[Component data from apps and pages]
__________

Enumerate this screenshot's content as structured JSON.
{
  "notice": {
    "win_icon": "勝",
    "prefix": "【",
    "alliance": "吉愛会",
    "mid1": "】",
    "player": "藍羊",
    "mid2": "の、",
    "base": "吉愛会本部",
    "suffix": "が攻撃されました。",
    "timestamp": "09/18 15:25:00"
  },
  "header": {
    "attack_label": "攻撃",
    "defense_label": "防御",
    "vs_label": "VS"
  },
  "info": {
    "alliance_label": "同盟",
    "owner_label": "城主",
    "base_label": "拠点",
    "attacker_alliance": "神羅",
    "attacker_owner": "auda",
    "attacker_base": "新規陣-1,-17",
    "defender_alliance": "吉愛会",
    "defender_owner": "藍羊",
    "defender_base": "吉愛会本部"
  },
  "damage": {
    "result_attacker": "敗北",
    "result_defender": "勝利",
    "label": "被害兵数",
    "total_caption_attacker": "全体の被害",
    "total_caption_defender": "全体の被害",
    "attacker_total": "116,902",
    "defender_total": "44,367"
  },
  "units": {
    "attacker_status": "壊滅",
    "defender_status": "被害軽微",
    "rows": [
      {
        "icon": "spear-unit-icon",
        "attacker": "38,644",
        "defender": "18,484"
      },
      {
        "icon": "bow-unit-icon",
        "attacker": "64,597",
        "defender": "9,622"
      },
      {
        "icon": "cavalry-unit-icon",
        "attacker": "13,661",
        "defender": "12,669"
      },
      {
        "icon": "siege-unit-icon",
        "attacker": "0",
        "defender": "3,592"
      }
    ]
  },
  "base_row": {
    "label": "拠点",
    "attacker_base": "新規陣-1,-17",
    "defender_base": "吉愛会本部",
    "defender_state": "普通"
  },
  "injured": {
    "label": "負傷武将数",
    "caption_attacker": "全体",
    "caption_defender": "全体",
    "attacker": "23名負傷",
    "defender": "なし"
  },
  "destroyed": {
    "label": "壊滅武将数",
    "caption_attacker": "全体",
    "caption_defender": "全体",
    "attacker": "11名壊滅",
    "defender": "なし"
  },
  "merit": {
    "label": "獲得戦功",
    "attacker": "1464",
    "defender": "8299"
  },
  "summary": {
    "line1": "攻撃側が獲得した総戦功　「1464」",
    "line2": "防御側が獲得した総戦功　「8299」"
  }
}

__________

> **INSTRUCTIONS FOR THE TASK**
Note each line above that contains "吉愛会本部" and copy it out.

> **ANSWER SPACE**
    "base": "吉愛会本部",
    "defender_base": "吉愛会本部"
    "defender_base": "吉愛会本部",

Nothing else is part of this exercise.